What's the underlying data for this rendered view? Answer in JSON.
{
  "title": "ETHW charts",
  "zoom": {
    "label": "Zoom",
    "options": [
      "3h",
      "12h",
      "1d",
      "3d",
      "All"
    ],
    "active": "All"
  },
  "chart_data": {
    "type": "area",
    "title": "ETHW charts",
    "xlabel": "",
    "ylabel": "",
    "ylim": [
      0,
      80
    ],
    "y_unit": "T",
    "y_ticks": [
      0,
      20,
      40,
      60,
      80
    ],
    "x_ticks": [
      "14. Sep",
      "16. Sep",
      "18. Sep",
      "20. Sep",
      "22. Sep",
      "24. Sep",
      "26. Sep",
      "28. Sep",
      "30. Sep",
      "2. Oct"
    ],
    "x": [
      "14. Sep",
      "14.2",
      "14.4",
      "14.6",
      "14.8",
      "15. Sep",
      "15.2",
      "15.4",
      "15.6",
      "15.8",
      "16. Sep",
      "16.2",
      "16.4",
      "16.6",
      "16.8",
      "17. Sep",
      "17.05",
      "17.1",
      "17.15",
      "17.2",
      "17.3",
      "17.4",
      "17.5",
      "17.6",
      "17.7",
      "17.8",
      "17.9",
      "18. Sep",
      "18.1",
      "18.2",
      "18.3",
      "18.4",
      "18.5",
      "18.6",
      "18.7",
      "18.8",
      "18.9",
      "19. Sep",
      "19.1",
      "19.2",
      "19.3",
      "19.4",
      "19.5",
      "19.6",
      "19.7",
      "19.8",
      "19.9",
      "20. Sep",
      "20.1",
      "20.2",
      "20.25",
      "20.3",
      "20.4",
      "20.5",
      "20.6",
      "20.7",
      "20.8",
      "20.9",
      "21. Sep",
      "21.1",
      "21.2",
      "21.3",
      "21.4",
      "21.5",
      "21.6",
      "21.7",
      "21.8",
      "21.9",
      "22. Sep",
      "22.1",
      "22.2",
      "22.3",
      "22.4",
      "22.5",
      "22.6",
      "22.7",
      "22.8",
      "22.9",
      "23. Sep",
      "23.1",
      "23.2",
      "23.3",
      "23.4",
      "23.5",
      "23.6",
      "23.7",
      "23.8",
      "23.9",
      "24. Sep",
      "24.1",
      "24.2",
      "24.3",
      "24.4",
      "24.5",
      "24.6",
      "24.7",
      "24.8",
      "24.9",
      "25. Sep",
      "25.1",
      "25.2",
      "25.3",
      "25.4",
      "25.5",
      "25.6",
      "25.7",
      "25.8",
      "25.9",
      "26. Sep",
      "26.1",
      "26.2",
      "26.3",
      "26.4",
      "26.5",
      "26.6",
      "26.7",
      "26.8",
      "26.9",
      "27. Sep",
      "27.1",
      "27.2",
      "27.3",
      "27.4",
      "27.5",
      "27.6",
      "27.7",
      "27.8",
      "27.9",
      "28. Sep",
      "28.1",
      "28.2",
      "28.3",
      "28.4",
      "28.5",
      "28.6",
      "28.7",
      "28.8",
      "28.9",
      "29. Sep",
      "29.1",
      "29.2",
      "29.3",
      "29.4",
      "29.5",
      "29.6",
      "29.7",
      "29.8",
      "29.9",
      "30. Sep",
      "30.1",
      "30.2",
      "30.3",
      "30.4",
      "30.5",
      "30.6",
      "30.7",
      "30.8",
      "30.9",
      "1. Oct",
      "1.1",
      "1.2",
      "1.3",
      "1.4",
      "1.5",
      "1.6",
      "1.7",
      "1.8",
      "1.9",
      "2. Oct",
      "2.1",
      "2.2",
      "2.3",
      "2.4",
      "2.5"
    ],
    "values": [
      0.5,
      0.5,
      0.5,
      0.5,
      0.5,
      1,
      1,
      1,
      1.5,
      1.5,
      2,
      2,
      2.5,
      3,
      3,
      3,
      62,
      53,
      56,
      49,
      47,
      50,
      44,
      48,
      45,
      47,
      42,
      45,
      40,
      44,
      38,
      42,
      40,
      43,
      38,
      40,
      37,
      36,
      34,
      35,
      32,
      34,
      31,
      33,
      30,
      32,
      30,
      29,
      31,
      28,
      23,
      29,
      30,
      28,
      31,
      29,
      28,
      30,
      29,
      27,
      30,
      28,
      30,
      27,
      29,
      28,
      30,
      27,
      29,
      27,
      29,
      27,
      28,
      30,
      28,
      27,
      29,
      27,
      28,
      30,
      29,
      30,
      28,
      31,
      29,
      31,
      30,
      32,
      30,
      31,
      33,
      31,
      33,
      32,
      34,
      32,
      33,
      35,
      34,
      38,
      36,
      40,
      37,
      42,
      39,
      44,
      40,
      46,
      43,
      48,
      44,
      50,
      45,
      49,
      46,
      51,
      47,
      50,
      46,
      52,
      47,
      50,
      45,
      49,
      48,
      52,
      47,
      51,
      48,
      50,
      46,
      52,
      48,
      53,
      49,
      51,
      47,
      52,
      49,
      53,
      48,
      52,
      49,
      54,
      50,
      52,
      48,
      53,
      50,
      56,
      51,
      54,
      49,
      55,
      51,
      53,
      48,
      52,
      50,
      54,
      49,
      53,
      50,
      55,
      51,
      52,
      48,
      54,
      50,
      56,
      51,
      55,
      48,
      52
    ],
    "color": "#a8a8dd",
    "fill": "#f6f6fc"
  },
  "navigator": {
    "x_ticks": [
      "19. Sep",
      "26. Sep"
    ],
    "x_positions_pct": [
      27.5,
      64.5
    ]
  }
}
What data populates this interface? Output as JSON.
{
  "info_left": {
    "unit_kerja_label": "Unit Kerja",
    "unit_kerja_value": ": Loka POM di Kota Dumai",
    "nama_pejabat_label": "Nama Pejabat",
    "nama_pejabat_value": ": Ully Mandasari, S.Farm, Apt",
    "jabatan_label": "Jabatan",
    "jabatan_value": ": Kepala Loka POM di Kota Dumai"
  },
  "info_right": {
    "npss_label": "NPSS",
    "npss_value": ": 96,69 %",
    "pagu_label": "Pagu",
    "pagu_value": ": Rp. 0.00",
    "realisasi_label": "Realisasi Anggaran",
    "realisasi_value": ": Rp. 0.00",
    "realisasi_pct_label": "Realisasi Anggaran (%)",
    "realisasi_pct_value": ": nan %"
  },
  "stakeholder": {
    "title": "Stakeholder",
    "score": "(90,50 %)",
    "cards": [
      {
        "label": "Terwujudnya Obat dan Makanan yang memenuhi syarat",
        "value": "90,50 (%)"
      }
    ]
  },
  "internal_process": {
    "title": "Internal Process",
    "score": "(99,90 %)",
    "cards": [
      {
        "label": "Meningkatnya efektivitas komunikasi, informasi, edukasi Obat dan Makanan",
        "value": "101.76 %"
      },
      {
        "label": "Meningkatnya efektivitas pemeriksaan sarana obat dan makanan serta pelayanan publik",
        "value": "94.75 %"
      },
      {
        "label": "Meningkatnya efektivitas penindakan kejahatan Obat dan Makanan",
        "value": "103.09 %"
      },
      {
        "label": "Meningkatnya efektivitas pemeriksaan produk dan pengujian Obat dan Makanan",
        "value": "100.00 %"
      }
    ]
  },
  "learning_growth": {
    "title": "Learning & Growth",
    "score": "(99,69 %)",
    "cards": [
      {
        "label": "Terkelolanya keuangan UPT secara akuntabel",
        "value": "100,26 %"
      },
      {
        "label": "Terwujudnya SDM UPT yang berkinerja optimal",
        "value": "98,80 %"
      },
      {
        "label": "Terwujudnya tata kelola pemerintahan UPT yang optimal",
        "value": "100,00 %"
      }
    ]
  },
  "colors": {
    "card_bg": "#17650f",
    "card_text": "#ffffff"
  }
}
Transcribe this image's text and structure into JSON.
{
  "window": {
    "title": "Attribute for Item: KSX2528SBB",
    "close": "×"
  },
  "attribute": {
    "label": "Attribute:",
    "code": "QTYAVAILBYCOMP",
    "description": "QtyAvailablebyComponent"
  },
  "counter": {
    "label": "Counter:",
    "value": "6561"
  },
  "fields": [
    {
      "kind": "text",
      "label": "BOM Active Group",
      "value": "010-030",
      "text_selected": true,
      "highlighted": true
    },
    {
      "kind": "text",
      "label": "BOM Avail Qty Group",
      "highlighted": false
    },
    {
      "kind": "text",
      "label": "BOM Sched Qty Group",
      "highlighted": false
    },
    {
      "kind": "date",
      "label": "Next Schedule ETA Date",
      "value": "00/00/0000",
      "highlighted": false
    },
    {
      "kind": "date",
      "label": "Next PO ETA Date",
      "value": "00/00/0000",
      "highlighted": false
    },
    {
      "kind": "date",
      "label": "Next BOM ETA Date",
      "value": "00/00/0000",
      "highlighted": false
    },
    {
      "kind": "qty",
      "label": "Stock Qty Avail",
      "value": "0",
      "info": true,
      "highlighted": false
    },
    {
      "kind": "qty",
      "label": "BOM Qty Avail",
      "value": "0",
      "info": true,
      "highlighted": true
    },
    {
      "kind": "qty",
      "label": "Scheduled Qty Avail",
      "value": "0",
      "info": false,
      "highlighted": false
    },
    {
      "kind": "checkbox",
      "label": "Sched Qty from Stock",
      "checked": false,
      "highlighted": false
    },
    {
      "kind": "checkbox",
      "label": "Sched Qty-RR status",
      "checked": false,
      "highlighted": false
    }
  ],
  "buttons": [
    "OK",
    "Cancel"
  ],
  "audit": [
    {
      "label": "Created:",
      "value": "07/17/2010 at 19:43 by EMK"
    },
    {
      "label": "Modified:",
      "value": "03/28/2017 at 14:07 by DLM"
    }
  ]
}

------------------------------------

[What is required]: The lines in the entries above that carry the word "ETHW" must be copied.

[Output for this task]:
  "title": "ETHW charts",
    "title": "ETHW charts",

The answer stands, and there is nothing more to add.